Output every line of the listing, exactly and completely.

**Source material**
——

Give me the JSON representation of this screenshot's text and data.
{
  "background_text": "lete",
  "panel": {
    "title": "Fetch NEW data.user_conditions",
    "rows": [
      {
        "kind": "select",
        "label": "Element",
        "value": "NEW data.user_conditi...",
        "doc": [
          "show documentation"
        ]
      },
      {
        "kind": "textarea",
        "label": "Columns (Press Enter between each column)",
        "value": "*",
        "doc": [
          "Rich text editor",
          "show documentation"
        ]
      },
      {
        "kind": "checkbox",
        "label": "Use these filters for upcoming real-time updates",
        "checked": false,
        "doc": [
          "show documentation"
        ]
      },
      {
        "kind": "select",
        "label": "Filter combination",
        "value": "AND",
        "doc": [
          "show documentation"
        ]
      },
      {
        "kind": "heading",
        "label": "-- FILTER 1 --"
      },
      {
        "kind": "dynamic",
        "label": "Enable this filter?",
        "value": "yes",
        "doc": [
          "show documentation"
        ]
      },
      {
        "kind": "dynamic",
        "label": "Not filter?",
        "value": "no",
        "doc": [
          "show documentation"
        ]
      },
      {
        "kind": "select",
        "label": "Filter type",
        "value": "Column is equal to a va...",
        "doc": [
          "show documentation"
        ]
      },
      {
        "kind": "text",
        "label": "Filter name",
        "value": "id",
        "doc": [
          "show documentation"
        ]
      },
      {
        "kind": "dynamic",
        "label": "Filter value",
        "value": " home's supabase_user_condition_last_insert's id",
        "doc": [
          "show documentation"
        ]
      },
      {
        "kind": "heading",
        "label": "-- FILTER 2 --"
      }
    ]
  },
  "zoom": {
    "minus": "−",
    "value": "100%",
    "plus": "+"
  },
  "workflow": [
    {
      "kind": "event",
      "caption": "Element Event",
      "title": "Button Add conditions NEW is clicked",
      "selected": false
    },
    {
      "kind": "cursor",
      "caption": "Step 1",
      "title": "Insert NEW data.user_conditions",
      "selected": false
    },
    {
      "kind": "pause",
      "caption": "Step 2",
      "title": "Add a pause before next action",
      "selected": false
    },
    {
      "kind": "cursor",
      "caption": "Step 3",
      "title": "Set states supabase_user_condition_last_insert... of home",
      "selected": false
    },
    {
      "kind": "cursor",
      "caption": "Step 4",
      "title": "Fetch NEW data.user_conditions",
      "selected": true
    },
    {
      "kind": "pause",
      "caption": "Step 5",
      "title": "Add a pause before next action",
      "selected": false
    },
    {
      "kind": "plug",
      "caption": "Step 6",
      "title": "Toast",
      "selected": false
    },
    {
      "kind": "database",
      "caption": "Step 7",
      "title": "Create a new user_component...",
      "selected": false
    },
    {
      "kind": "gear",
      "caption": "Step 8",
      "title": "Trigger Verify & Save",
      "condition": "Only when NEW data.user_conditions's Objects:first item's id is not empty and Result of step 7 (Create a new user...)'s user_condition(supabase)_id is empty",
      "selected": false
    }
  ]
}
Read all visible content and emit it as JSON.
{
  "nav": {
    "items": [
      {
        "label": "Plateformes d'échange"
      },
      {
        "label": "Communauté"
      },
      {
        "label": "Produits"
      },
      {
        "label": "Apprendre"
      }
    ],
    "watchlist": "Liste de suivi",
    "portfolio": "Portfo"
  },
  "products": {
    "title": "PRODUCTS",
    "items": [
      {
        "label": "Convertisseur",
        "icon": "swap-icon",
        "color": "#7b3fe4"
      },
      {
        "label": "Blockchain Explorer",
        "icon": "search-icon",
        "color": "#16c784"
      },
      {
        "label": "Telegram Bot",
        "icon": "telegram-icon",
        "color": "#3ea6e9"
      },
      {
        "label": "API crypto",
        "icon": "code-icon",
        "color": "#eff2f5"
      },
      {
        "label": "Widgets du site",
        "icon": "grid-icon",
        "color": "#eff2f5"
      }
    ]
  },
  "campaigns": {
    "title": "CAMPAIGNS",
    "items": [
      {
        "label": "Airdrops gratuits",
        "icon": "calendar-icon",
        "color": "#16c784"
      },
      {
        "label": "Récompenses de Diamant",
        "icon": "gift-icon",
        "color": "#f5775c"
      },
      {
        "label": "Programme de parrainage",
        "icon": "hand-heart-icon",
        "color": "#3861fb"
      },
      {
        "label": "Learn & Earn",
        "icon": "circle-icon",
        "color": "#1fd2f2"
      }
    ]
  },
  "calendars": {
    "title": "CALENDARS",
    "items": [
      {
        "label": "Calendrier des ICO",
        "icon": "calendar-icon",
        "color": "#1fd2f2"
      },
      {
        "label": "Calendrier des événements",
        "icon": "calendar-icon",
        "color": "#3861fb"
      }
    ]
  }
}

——

**Written solution**
Give me the JSON representation of this screenshot's text and data.
{
  "background_text": "lete",
  "panel": {
    "title": "Fetch NEW data.user_conditions",
    "rows": [
      {
        "kind": "select",
        "label": "Element",
        "value": "NEW data.user_conditi...",
        "doc": [
          "show documentation"
        ]
      },
      {
        "kind": "textarea",
        "label": "Columns (Press Enter between each column)",
        "value": "*",
        "doc": [
          "Rich text editor",
          "show documentation"
        ]
      },
      {
        "kind": "checkbox",
        "label": "Use these filters for upcoming real-time updates",
        "checked": false,
        "doc": [
          "show documentation"
        ]
      },
      {
        "kind": "select",
        "label": "Filter combination",
        "value": "AND",
        "doc": [
          "show documentation"
        ]
      },
      {
        "kind": "heading",
        "label": "-- FILTER 1 --"
      },
      {
        "kind": "dynamic",
        "label": "Enable this filter?",
        "value": "yes",
        "doc": [
          "show documentation"
        ]
      },
      {
        "kind": "dynamic",
        "label": "Not filter?",
        "value": "no",
        "doc": [
          "show documentation"
        ]
      },
      {
        "kind": "select",
        "label": "Filter type",
        "value": "Column is equal to a va...",
        "doc": [
          "show documentation"
        ]
      },
      {
        "kind": "text",
        "label": "Filter name",
        "value": "id",
        "doc": [
          "show documentation"
        ]
      },
      {
        "kind": "dynamic",
        "label": "Filter value",
        "value": " home's supabase_user_condition_last_insert's id",
        "doc": [
          "show documentation"
        ]
      },
      {
        "kind": "heading",
        "label": "-- FILTER 2 --"
      }
    ]
  },
  "zoom": {
    "minus": "−",
    "value": "100%",
    "plus": "+"
  },
  "workflow": [
    {
      "kind": "event",
      "caption": "Element Event",
      "title": "Button Add conditions NEW is clicked",
      "selected": false
    },
    {
      "kind": "cursor",
      "caption": "Step 1",
      "title": "Insert NEW data.user_conditions",
      "selected": false
    },
    {
      "kind": "pause",
      "caption": "Step 2",
      "title": "Add a pause before next action",
      "selected": false
    },
    {
      "kind": "cursor",
      "caption": "Step 3",
      "title": "Set states supabase_user_condition_last_insert... of home",
      "selected": false
    },
    {
      "kind": "cursor",
      "caption": "Step 4",
      "title": "Fetch NEW data.user_conditions",
      "selected": true
    },
    {
      "kind": "pause",
      "caption": "Step 5",
      "title": "Add a pause before next action",
      "selected": false
    },
    {
      "kind": "plug",
      "caption": "Step 6",
      "title": "Toast",
      "selected": false
    },
    {
      "kind": "database",
      "caption": "Step 7",
      "title": "Create a new user_component...",
      "selected": false
    },
    {
      "kind": "gear",
      "caption": "Step 8",
      "title": "Trigger Verify & Save",
      "condition": "Only when NEW data.user_conditions's Objects:first item's id is not empty and Result of step 7 (Create a new user...)'s user_condition(supabase)_id is empty",
      "selected": false
    }
  ]
}
Read all visible content and emit it as JSON.
{
  "nav": {
    "items": [
      {
        "label": "Plateformes d'échange"
      },
      {
        "label": "Communauté"
      },
      {
        "label": "Produits"
      },
      {
        "label": "Apprendre"
      }
    ],
    "watchlist": "Liste de suivi",
    "portfolio": "Portfo"
  },
  "products": {
    "title": "PRODUCTS",
    "items": [
      {
        "label": "Convertisseur",
        "icon": "swap-icon",
        "color": "#7b3fe4"
      },
      {
        "label": "Blockchain Explorer",
        "icon": "search-icon",
        "color": "#16c784"
      },
      {
        "label": "Telegram Bot",
        "icon": "telegram-icon",
        "color": "#3ea6e9"
      },
      {
        "label": "API crypto",
        "icon": "code-icon",
        "color": "#eff2f5"
      },
      {
        "label": "Widgets du site",
        "icon": "grid-icon",
        "color": "#eff2f5"
      }
    ]
  },
  "campaigns": {
    "title": "CAMPAIGNS",
    "items": [
      {
        "label": "Airdrops gratuits",
        "icon": "calendar-icon",
        "color": "#16c784"
      },
      {
        "label": "Récompenses de Diamant",
        "icon": "gift-icon",
        "color": "#f5775c"
      },
      {
        "label": "Programme de parrainage",
        "icon": "hand-heart-icon",
        "color": "#3861fb"
      },
      {
        "label": "Learn & Earn",
        "icon": "circle-icon",
        "color": "#1fd2f2"
      }
    ]
  },
  "calendars": {
    "title": "CALENDARS",
    "items": [
      {
        "label": "Calendrier des ICO",
        "icon": "calendar-icon",
        "color": "#1fd2f2"
      },
      {
        "label": "Calendrier des événements",
        "icon": "calendar-icon",
        "color": "#3861fb"
      }
    ]
  }
}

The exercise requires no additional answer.